Our results show that during SWS, normalized rCBF changes were heterogeneous across different regions of the cerebral cortex. Whereas δ covaried negatively with rCBF in anterior cingulate and orbitofrontal cortex, it covaried positively with rCBF in another set of areas. Thus, δ activity and rCBF covaried positively in primary and adjacent secondary visual cortex, as well as in secondary auditory cortex, suggesting increased regional activity in these areas during SWS as compared with relaxed wakefulness with eyes closed. Regional CBF increases have been reported when awake subjects imagine different objects with their eyes closed (Kosslyn et al., 1995) or imagine sounds in the absence of external auditory stimuli (Zatorre et al., 1996a). In addition to the positive covariations in the left secondary auditory cortex over planum temporale (BA 22), rCBF versus δ positive covariations were also found in the left inferior parietal lobule (BA 40). Regional CBF increases in these areas have been linked with auditory phonological processing (Howard et al., 1992; Zatorre et al., 1992, 1996b; Paulesu et al., 1993). Regional activation in this complex of areas therefore may reflect the occurrence of visual, auditory, and perhaps verbal imagery during SWS.
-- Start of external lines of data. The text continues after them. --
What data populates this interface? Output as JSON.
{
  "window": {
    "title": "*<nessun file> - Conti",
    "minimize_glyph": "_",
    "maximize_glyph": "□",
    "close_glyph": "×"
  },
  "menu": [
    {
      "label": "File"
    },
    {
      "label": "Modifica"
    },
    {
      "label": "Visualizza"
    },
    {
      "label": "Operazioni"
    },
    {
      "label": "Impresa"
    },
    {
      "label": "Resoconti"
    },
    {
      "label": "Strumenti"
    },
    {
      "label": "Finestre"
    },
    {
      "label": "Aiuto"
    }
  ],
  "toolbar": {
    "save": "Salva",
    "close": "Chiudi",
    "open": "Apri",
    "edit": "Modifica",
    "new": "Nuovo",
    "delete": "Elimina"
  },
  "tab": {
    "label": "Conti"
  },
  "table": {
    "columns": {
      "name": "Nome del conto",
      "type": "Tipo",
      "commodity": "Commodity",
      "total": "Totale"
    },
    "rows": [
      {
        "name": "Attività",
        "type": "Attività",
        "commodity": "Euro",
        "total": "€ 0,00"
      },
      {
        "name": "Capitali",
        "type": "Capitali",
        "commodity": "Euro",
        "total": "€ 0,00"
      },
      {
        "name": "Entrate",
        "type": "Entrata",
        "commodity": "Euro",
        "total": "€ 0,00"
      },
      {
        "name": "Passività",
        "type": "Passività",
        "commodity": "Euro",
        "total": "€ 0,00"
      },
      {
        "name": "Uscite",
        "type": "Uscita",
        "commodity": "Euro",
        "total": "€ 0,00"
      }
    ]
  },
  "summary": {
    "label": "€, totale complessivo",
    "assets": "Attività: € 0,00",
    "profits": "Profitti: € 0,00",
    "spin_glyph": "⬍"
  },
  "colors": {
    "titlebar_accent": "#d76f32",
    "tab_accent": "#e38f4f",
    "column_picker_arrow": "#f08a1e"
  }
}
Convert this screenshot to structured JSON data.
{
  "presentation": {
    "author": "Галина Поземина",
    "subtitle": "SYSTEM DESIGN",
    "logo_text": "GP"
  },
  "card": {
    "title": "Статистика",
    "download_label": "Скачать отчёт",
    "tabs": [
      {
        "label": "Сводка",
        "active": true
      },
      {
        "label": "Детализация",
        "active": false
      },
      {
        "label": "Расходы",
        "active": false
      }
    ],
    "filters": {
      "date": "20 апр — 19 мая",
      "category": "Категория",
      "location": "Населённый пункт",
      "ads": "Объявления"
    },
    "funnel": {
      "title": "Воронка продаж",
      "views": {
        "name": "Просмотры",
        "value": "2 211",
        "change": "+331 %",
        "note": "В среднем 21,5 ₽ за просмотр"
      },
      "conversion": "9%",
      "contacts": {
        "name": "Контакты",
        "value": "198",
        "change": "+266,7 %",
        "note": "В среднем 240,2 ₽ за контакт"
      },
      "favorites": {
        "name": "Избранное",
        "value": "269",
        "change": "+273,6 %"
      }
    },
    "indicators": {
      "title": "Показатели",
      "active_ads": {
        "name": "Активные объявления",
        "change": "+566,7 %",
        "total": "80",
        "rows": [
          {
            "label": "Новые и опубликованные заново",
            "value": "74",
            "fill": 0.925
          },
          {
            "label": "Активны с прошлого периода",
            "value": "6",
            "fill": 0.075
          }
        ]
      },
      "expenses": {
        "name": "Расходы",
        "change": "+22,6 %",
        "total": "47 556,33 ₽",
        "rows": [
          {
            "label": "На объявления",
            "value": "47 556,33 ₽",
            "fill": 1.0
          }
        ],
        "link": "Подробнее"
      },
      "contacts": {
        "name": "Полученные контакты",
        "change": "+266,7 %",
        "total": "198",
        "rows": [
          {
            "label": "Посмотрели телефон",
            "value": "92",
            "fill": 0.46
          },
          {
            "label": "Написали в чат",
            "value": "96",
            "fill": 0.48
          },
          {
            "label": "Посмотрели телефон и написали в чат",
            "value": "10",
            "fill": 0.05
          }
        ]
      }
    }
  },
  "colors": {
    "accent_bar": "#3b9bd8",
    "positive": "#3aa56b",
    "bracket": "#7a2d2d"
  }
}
Although in early studies “dreaming” was reported almost exclusively from REM sleep awakenings (Dement and Kleitman, 1957), “dream” reports have been subsequently obtained from all stages of sleep at rates of ∼50–75% for stages 2–4 SWS, as compared with ∼80–90% for REM sleep (Foulkes, 1962; Tracy and Tracy, 1974;Cavallero et al., 1992). Reports from SWS were slightly less vivid, shorter, and more thought-like than those from REM sleep, yet the majority of non-REM reports involved both “primary visual experience” and “secondary cognitive elaboration” (Foulkes, 1962;Molinari and Foulkes, 1969; Foulkes and Pope, 1973). Because our subjects were not awakened after each scan, the subjective experience of dreaming could not be confirmed; however, our PET results suggest the presence of visual and auditory imagery or processing during SWS.
Thalamic rCBF decreases dramatically as a function of δ and spindle activity, reflecting the disfacilitation and active inhibition of thalamocortical neurons that occur during SWS and possibly underlie the loss of consciousness and sensory awareness characteristic of that state. Despite this closing of the afferent gateway to the cerebral cortex, certain areas, including the visual and secondary auditory cortex, appear relatively more active, thus revealing a possible substrate for dream-like mentation during SWS.
We thank the staff of the McConnell Brain Imaging Centre, the Medical Cyclotron and EEG units of the Montreal Neurological Institute and Hospital, and all of our volunteers for making this work possible. We are grateful to M. Wolforth for help with the figures and to R. Zatorre for comments on this manuscript. This work was supported by Grant SP-30 from the Canadian Medical Research Council and the McDonnell-Pew Program in Cognitive Neuroscience. N.H. is the recipient of a scholarship from BID-CONICIT, Venezuela.
Correspondence should be addressed to Dr. Barbara E. Jones, Complex Neural Systems, Montreal Neurological Institute, 3801 University Street, Montréal, Québec H3A 2B4, Canada.